    U.S. Olympic roster revealed; Was Torey Krug snubbed?

    As the NHL did in 2010 after the Bruins/Flyers Winter Classic at Fenway  Park, the league announced the U.S. men's Olympic team roster for the upcoming Winter Games in Sochi, Russia, after the conclusion of the Winter Classic between Detroit and Toronto.
    photo via bleacherreport.com

    And Bruins young defensemen Torey Krug is not on the roster.

    Krug was left off the men's roster, putting an end to the conversation of Krug making his way onto the team, which reached its peak in late November.

    Instead, coach Dan Bylsma and GM David Poile decided to go a different way, drafting Ryan Suter (MIN), Ryan McDonagh (NYR), Justin Faulk (CAR), Cam Fowler (ANA), John Carlson (WAS), Kevin Shattenkirk (STL), Brooks Orpik (PIT) and Paul Martin (PIT). 

    Orpik and Suter are the only returning players from the 2010 roster.

    The defensive unit has been overhauled, with youth and skill in mind, yet Krug, who is arguably one of the best young defensemen in the NHL right now, was not chosen.

    Justin Faulk has the least amount of NHL experience of the group, with 144 career games played.
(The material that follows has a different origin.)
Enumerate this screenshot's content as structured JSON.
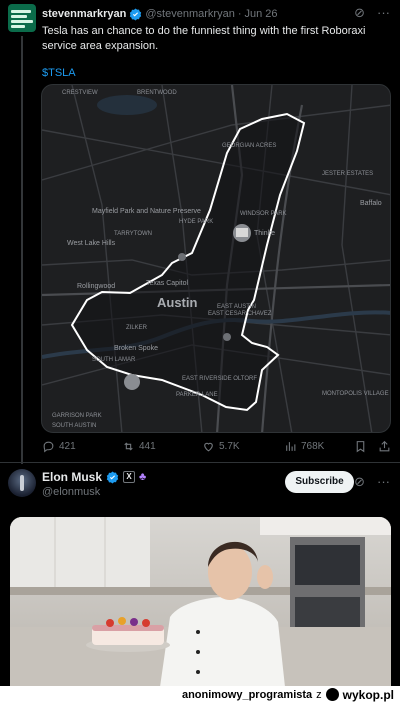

Krug has played in just 43.

    Many thought Krug could give the team a significant boost on the powerplay, as his skills on the man-advantage is well-known. Krug scored three powerplay goals during his breakout performance in the playoffs last year, and has scored four PP goals and registered nine assists so far in the '13-'14 season.

    In the end, it looks like Bylsma and Poile wanted to retool the unit with the focus more on the defensive side of things rather than offensive.

    For all of Krug's skills in putting the puck in the net, he still has a long way to go towards honing his skills in his own zone. And it would be tough to throw the 22-year-old right into the most competitive hockey competition in the world and ask him to shutdown the top players on the planet.

    On the other hand, Krug could have provided an option on the man-advantage that the other defensemen cannot. And with the Olympic sized rinks providing a much larger surface to operate, Krug's skills would have given the team an advantage that no other team in the tournament has.

    What do you think? Did the U.S Men's team miss this one? Did Krug deserve a spot over the other young defensemen?